Recent research from LEED Exposed, as reported by the Daily Caller, showed that buildings in Washington, D.C., with Leadership in Energy and Environmental Design (LEED) certification consumed about 3 percent more energy than those without.
LEED certification is nothing more than a seal of approval for buildings that meet certain standards set by the U.S. Green Building Counsel, a private entity. The problem with the system is that the government then uses the certification to favor certain buildings through tax deductions, coming at a large cost to taxpayers, despite apparently having no environmental benefits.
LEED buildings can get away with being less efficient because the requirements for receiving certification are based on a checklist. Buildings can score points simply by installing bike racks and reducing the size of their parking lots. They can get more points for having “quality views” that “give building occupants a connection to the natural outdoor environment.” Up to seven points can be gained if the building happens to be near public transit. None of these factors has anything to do with the building’s energy efficiency.
The worst part is that the government subsidizes this whole operation by providing tax breaks for LEED buildings. Tax deductions received under the 2005 Energy Policy Act resulted in almost $4 billion less in potential government revenue. This gap has to be filled somewhere, and that’s where the taxpayer comes in. In addition, when government buildings receive certification (and they are required to do so in D.C. and Santa Monica, California), the taxpayer foots the bill for all the fees associated with the process. This can cost up to almost $28,000 per building.
LEED Exposed uses energy-use intensity (EUI)—energy used per square foot—to measure a building’s energy usage. EUI is calculated as total energy consumption of a building divided by the square footage.

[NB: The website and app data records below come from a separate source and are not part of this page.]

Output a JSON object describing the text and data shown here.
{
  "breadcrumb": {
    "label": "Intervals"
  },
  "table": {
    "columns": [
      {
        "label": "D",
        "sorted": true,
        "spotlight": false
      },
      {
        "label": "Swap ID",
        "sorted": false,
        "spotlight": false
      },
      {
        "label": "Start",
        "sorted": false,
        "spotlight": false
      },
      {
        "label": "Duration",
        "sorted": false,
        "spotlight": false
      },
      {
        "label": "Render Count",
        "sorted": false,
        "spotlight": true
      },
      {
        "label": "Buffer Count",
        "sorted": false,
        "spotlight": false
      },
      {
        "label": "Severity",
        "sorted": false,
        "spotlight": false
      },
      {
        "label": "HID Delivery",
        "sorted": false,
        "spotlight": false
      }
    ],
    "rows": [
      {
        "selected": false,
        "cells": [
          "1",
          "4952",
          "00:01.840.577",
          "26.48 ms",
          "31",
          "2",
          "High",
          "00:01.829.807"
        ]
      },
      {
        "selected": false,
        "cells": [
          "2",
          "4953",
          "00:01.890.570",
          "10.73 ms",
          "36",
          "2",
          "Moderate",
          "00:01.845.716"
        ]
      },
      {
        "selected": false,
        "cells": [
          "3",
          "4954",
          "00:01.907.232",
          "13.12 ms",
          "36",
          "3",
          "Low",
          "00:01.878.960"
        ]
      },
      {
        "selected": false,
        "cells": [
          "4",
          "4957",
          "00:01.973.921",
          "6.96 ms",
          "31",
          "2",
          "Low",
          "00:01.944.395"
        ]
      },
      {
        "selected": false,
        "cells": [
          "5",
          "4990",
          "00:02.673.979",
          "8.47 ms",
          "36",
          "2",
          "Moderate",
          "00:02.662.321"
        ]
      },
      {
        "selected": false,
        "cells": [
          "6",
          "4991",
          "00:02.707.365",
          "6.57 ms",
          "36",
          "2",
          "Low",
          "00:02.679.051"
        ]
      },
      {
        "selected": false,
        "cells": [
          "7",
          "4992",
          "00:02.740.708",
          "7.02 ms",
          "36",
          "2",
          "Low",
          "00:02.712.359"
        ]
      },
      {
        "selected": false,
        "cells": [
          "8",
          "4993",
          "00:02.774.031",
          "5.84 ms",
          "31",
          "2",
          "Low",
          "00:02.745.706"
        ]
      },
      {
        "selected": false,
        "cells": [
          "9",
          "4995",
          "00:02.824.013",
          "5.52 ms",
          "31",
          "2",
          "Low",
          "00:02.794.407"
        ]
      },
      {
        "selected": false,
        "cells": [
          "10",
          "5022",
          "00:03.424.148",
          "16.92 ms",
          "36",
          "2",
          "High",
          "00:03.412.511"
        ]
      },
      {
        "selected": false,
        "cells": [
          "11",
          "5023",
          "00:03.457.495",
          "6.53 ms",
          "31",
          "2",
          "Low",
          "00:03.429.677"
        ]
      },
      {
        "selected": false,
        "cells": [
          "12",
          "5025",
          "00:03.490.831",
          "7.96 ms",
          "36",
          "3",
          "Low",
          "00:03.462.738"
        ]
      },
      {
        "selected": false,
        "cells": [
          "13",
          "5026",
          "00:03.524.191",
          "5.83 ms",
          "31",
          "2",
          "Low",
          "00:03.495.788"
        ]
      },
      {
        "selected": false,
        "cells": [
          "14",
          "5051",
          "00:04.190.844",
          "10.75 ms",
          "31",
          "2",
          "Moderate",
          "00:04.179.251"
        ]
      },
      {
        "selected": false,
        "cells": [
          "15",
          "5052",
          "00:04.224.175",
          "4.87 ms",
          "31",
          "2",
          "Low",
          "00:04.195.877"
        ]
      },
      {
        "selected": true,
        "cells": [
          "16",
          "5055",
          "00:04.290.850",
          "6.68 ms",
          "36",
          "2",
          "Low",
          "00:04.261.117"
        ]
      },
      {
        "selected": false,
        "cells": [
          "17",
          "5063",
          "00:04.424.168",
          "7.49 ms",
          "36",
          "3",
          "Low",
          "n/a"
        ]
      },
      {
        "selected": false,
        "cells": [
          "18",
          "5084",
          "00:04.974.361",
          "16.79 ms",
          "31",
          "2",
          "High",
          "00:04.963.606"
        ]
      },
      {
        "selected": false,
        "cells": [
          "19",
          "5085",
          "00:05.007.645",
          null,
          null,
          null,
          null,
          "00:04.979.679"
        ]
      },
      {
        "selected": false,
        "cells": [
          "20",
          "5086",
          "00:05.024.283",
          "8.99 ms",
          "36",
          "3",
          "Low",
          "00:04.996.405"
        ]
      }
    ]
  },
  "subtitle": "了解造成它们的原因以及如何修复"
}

Senior vice president of LEED Scot Horst was quoted in National Review as saying, “Detroit would have the best EUI ever” due to having large but empty buildings that do not use any energy.
But physicist John H. Scofield, PhD, in a 2009 research paper, counters Horst’s argument by showing that larger buildings do actually tend to consume more energy.
It’s much easier to criticize the validity of the research findings by arguing they’re just measuring the wrong thing than confront the all-too-clear reality that the LEED certification process has been a colossal waste of money and has done nothing for the environment.
If businesses find it in their interest to achieve greater energy efficiency out of their own free will or because it will minimize their costs, they can do so of their own volition. People can pay for LEED certification if they feel it adds market value and indicates real savings rather than just having political value. There is no need for the government to step in and grant preferential treatment to companies that build with LEED certification, especially when it signifies nothing about their energy consumption.
Mallory Carr is currently a member of the Young Leaders Program at The Heritage Foundation. For more information on interning at Heritage, please click here.